“From here on out, every game is going to feel like a playoff game,” Murray said. “No matter who the opponent is. No matter where the game’s being played. It’s just the time of year. That’s where we’re at.”

It won’t be an easy task.

They’ll be facing a desperate opponent. The Flyers’ late-season charge for a playoff spot is reaching the point of no return. They’re seven points back and suffered an equally humbling 5-1 loss to Montreal on Thursday.

The atmosphere will be hostile. Take the frothing horde that usually greets the Penguins at Wells Fargo Center, triple it, move it across the parking lot and let it tailgate all day.

“With the amount of people you can pack into this place, I would expect a challenging game,” captain Sidney Crosby said.

On top of that, the Penguins are hardly firing on all cylinders despite winning four of their last six games. Their special teams are sagging. Phil Kessel and Patric Hornqvist are locked in deep scoring slumps. They haven’t been particularly hard to play against in a while.

“We don’t have any sort of false notion that we’re in a playoff spot,” coach Mike Sullivan said. “We understand that we’ve got to go out and earn it every day. I think our players are well aware of it.”

Defenseman Kris Letang understands the gravity of the situation.

This will be the fifth outdoor game the Penguins have played since the concept was reintroduced in 2008. Does Letang still find it to be a special moment in his career?

“Not really,” he said.

That’s understandable. It’s not like this is Letang’s first outdoor rodeo. How many of these have you played in before, Kris?

“I don’t count them,” he shrugged.

Letang, needless to say, is all business.

“I think we have to approach it the same way we approach every game right now,” he said. “We have 21 games left. I think every one of them is really important.”

In the end, perhaps there’s a middle ground the Penguins can find between Murray’s dreamy nostalgia and Letang’s dour pragmatism.

Perhaps Hornqvist has found it.
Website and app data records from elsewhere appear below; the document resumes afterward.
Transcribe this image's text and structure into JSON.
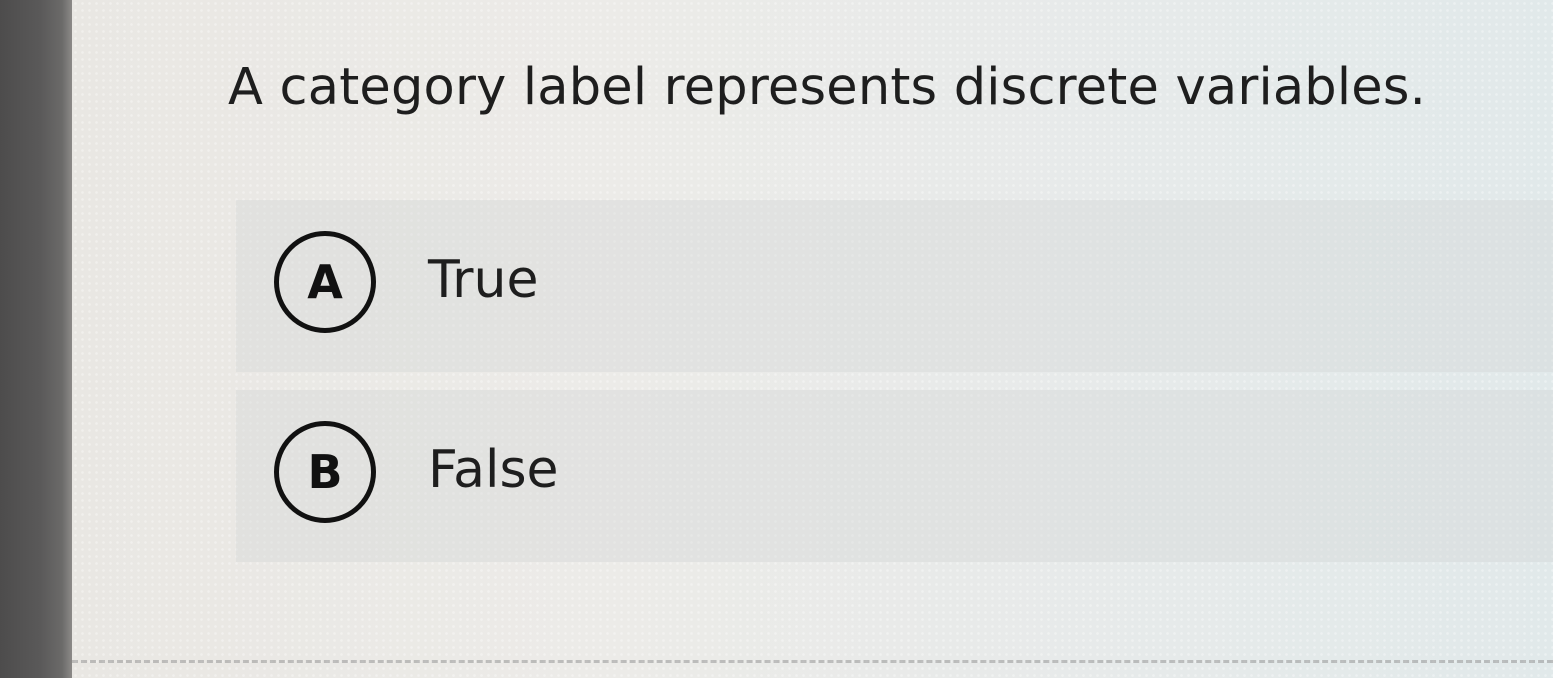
{
  "question": {
    "text": "A category label represents discrete variables."
  },
  "options": [
    {
      "letter": "A",
      "label": "True"
    },
    {
      "letter": "B",
      "label": "False"
    }
  ]
}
“You need to have fun to win,” he said. “We just need to find ourselves. Last game was not our best, and we all know it. I think this is a great opportunity for us to have some fun and embrace this atmosphere and make sure we do all the little things right out there. Then we’re going to come out on the right side, I think.”
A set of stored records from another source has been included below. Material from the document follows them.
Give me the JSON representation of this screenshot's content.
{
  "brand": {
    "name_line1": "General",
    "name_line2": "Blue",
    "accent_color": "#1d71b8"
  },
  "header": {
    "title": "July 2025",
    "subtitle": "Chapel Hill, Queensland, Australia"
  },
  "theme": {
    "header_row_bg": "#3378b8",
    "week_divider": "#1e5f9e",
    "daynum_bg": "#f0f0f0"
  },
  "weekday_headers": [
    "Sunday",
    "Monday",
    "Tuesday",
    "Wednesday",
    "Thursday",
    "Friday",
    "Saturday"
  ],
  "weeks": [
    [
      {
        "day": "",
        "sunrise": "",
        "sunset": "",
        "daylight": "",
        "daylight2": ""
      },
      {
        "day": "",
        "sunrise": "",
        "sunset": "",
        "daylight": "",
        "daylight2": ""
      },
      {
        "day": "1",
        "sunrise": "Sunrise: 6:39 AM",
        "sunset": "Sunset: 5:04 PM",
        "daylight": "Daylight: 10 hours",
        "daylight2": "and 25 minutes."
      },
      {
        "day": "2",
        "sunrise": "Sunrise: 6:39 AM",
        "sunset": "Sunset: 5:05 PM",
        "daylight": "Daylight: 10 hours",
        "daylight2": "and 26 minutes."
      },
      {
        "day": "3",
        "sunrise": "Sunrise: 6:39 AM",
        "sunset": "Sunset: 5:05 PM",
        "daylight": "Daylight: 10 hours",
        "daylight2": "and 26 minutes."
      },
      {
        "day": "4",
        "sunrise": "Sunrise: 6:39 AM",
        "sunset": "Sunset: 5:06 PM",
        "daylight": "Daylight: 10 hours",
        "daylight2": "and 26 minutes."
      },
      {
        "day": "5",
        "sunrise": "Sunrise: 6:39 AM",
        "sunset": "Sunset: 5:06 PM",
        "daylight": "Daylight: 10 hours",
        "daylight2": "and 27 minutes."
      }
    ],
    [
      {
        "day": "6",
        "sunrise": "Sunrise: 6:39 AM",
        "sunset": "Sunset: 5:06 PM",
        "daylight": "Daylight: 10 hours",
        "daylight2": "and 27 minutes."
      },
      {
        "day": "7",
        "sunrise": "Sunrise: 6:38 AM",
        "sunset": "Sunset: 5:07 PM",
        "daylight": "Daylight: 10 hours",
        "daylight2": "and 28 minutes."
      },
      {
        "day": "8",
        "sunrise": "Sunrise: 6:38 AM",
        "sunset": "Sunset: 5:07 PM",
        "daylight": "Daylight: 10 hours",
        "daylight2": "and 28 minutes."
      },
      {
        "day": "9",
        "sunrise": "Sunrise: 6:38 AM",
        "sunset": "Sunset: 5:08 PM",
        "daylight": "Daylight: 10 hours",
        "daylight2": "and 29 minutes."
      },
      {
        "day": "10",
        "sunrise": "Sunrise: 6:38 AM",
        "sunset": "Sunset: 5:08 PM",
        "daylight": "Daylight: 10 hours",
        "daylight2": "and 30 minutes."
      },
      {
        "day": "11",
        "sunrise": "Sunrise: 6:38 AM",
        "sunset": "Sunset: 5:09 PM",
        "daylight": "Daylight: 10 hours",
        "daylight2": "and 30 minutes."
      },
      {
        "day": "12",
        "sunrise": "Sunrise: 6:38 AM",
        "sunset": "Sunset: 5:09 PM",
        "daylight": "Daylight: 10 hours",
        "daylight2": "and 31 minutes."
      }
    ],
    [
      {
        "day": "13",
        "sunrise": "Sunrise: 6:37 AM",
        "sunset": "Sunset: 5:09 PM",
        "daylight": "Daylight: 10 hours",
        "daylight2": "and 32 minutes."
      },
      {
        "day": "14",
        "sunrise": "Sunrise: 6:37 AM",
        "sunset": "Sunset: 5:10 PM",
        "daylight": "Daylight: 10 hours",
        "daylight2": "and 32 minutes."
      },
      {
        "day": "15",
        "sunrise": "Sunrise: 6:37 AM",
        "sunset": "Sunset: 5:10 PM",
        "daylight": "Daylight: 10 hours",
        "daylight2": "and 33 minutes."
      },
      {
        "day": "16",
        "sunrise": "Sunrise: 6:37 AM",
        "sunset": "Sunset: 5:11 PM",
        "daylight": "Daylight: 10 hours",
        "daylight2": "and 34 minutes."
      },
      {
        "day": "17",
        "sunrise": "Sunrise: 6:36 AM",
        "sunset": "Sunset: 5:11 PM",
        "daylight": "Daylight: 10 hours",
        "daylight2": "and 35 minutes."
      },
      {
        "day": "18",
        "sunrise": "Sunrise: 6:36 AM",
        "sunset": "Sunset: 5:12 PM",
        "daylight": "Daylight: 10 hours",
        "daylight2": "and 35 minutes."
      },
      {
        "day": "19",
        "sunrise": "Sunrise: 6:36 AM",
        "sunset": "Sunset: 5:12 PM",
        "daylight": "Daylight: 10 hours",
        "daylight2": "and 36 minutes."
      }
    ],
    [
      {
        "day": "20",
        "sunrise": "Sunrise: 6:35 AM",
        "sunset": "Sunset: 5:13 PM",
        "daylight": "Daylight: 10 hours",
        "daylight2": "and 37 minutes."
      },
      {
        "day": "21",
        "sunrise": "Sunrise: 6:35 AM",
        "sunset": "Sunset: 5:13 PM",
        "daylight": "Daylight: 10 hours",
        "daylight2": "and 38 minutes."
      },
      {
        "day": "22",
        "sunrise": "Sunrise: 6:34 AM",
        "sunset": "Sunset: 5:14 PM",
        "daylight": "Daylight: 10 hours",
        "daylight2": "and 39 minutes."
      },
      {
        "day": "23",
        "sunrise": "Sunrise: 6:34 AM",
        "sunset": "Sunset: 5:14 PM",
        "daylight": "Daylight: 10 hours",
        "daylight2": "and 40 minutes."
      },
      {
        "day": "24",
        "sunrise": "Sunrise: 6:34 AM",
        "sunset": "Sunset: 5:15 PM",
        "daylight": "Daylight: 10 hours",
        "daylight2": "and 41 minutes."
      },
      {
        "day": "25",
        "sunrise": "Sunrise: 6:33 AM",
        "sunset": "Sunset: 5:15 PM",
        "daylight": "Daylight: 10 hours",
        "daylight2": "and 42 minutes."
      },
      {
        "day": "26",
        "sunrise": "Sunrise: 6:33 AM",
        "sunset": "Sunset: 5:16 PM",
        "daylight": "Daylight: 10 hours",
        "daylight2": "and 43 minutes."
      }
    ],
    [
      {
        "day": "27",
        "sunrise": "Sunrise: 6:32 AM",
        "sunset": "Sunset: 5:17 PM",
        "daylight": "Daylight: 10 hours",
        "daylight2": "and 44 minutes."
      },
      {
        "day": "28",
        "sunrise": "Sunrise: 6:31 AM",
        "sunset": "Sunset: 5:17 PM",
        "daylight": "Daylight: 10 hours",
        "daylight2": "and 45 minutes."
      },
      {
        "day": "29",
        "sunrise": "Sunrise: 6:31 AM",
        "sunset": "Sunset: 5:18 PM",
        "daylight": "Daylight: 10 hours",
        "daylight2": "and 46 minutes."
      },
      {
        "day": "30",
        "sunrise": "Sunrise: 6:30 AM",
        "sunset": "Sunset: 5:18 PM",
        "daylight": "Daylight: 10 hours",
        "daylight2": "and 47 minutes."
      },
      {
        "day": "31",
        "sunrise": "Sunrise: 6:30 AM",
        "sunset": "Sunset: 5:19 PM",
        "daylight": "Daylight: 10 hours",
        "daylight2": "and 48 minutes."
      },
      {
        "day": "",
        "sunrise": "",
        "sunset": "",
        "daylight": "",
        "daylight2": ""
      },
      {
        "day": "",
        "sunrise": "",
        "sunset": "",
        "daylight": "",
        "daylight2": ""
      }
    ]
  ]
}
Follow the Pittsburgh Penguins all season long.

Jonathan Bombulie is a Tribune-Review staff writer. You can contact Jonathan by email at [email protected] or via Twitter .

Categories: Sports | Penguins
TribLIVE commenting policy
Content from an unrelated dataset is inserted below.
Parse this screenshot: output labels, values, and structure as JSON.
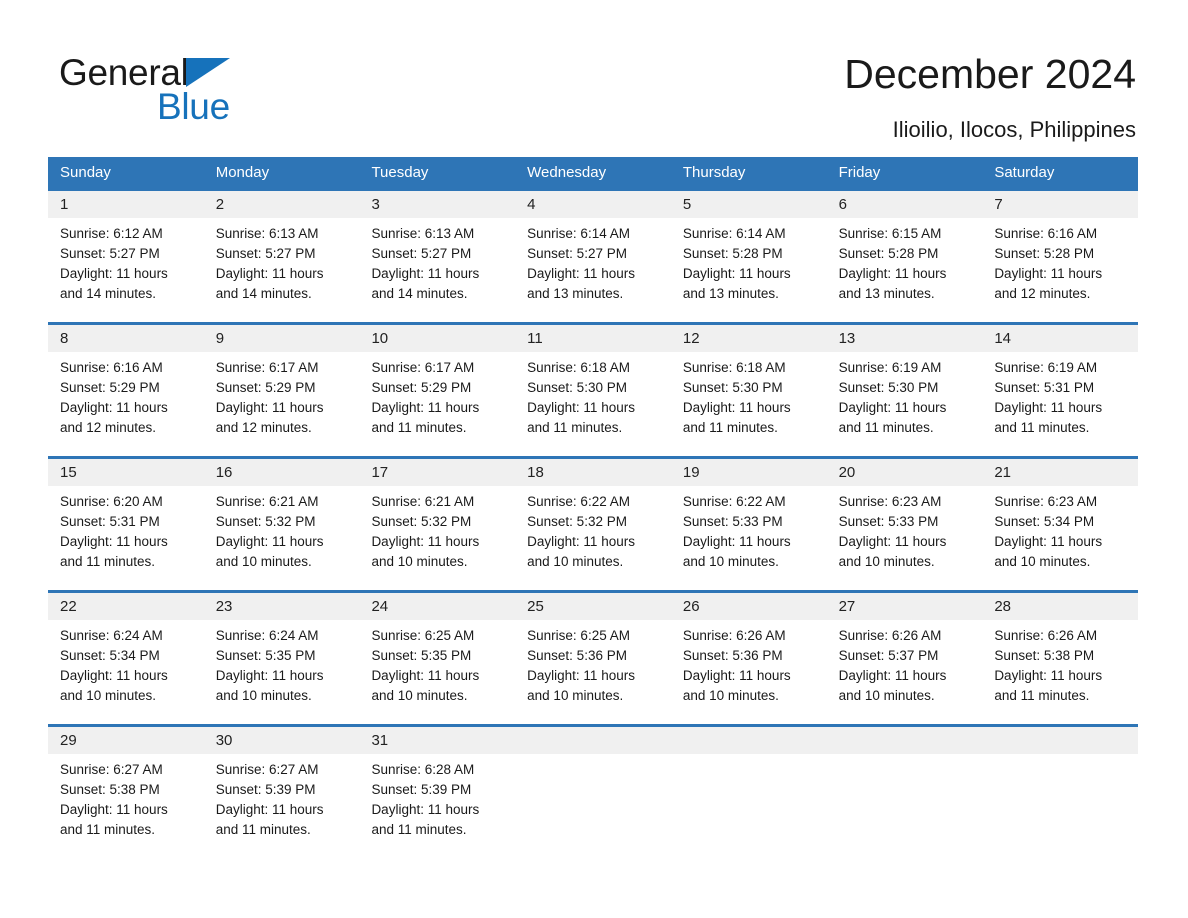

You are solely responsible for your comments and by using TribLive.com you agree to our Terms of Service.

We moderate comments. Our goal is to provide substantive commentary for a general readership. By screening submissions, we provide a space where readers can share intelligent and informed commentary that enhances the quality of our news and information.

While most comments will be posted if they are on-topic and not abusive, moderating decisions are subjective. We will make them as carefully and consistently as we can. Because of the volume of reader comments, we cannot review individual moderation decisions with readers.

We value thoughtful comments representing a range of views that make their point quickly and politely. We make an effort to protect discussions from repeated comments either by the same reader or different readers

We follow the same standards for taste as the daily newspaper. A few things we won't tolerate: personal attacks, obscenity, vulgarity, profanity (including expletives and letters followed by dashes), commercial promotion, impersonations, incoherence, proselytizing and SHOUTING. Don't include URLs to Web sites.

We do not edit comments. They are either approved or deleted. We reserve the right to edit a comment that is quoted or excerpted in an article. In this case, we may fix spelling and punctuation.

We welcome strong opinions and criticism of our work, but we don't want comments to become bogged down with discussions of our policies and we will moderate accordingly.

We appreciate it when readers and people quoted in articles or blog posts point out errors of fact or emphasis and will investigate all assertions. But these suggestions should be sent via e-mail. To avoid distracting other readers, we won't publish comments that suggest a correction. Instead, corrections will be made in a blog post or in an article.